Thunderbirds Are Go – Season 1 Episode 24
“Touch and Go”
Thunderbirds Are Go brings back the underused Kayo and pits her right against her uncle, The Hood as he plans a fuel heist.
Kayo has been largely absent for much of the season which is a shame as this episode proves how valuable an asset she is to the team as well as the show overall. She is shown here to have a problem with authority in the sense that she doesn’t feel comfortable following an order when she knows her way is better. This is shown early in the episode where she brings someone in rather than simply following them as she was told.
This extends the conflict International Rescue had with the Global Defence Force last week as they seem to be extra careful about stepping on their toes. Scott explains to Kayo that there is a defined line that International Rescue has drawn. They will protect people and leave law enforcement to the GDF. Why they even have a spy in their midst is a little confusing but I’m willing to go for it.
Kayo’s scene with Scott gives this show what it often lacks, conflict. Scott’s point of view that Kayo bringing in the man she was tailing was the wrong thing to do because it isn’t their remit to do so and Kayo points out that by acting she prevented a disaster. International Rescue are more of a reactive organisation rather than a proactive one which doesn’t really mesh with Kayo’s ideals. The beauty of this conversation is that both sides are right in their own way. Being reactive doesn’t always work as it means that more disasters can follow but being proactive means that future disasters can be prevented. Scott doesn’t really disagree but he also accepts that International Rescue doesn’t have that kind of authority and could get in a lot of trouble for acting like vigilantes essentially.
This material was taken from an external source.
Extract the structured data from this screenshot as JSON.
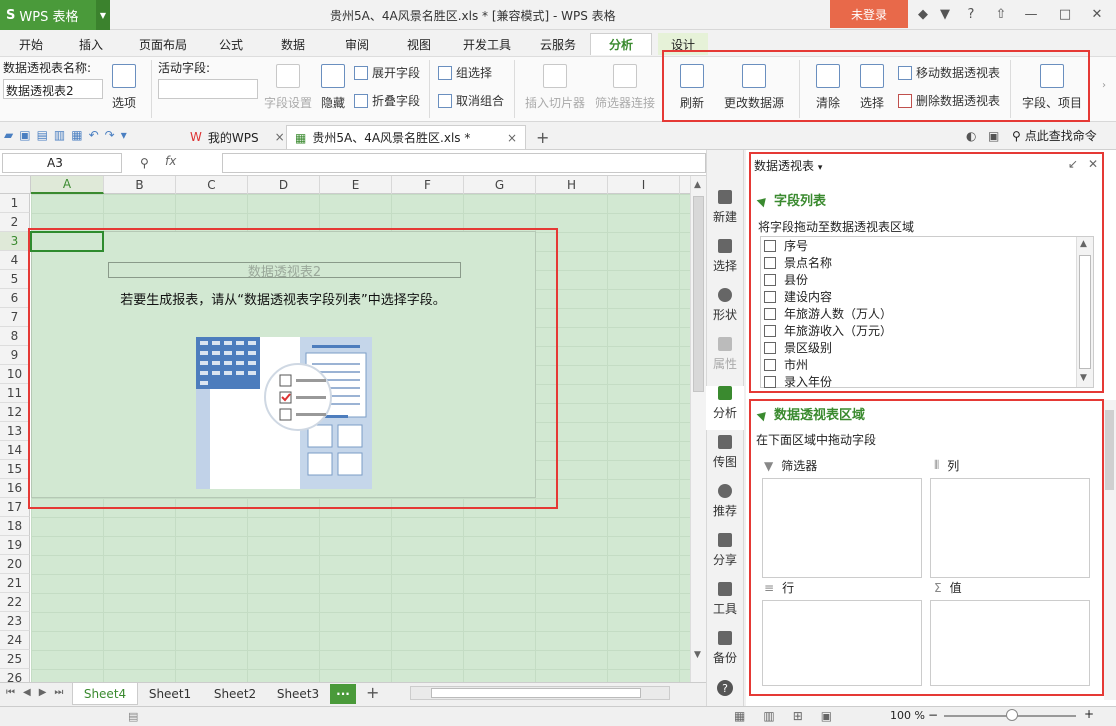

This is definitely Kayo’s episode as she gets the majority of the screen time and some strong character beats to go along with it. She is faced with the choice of hanging back or acting when she finds out that the Hood is involved so she decides that it’s better if she acts despite being told not to. What follows is actually a really interesting discussion with the Hood about her role in International Rescue. The Hood thinks she is squandering her potential by being used as a pawn by them when she is a natural leader who could be doing so much more.
Kayo’s response points out that he’s a villain but the Hood actually raises a legitimate point about what he is doing. He suggests that the government is corrupt and hoarding this fuel for the rich when others need it which suggests that the whole thing is a lot more complex than it appears. The Hood even points out that things aren’t always as they appear. I would love it if his organisation were actually onto something in terms of trying to bring down a corrupt system with extreme methods as it would flesh out him as a villain and add layers to his character. It’s clear that Kayo is starting to question her preconceptions even though she is defiant right until the end. I’d like to see her loyalties waver in future episodes.
More complexity is added when the Hood saves her life rather than stopping the fuel container from hitting the ground. The Hood is her uncle so it suggest that he does feel a sense of loyalty to her through their familial connection. How far that goes is as yet unknown but it does give Kayo something more to think about. I really hope this is developed as they are definitely onto something here.
The set pieces were nicely done as always. Thunderbirds 1 and 2 working in tandem to try and stop a plane crashing was exciting and kept raising the tension by having things go wrong. The less than perfect rescues are always the best and seeing the damaged plane hanging off a cliff was a nice reminder of The Italian Job. It did feel slightly disposable but I think it was supposed to be as it was set up by the Hood as a distraction in the first place so it makes sense on a narrative level.
Seeing Thunderbird S in action was really cool as well. I like that the cockpit is also a motorcycle and we get an idea of the limits it has as well as the purpose it can serve within the framework of International Rescue. All in all an excellent episode of Thunderbirds Are Go.
An excellent episode that gives the underused Kayo some much needed character development that manages to give the show some more depth.
Kayo has been largely absent from the show so far but this episode proves how much of an asset she is as she brings some much needed conflict. She is shown to have a problem with following orders when she knows there is a better way and has a really interesting discussion with Scott where she points out that her actions prevented a disaster rather than being reactive all the time as International Rescue are.
It’s a good discussion as both points of view are valid. It also serves as an extension of their conflict with the Global Defence Force last week as Scott is keen not to step on their toes. Law enforcement is the GDF’s problem and International Rescue protect people so overstepping those bounds is very risky for them.
Further depth is given to Kayo when she confronts the Hood and he suggests that the government is corrupt and his organisation are acting against that corrupt system with extreme methods. It adds more complexity to him as a villain and creates potential for Kayo’s loyalties to waver in the future. The fact that the Hood saves her shows a sense of familial loyalty and reminds her that things aren’t all that they seem.
The set pieces were excellent as always with plenty going wrong during Thunderbirds 1 and 2 trying to rescue the plane. It was exciting and tense especially as the plane was hanging off the cliff. The sequence did feel a little disposable but it was established that this was only a diversion from the Hood’s real plan so it makes sense on a narrative level.
It was also cool to see Thunderbird S in action and get an idea of the limits of the vehicle as well as the use of it within International Rescue. This is definitely the best episode of the series so far.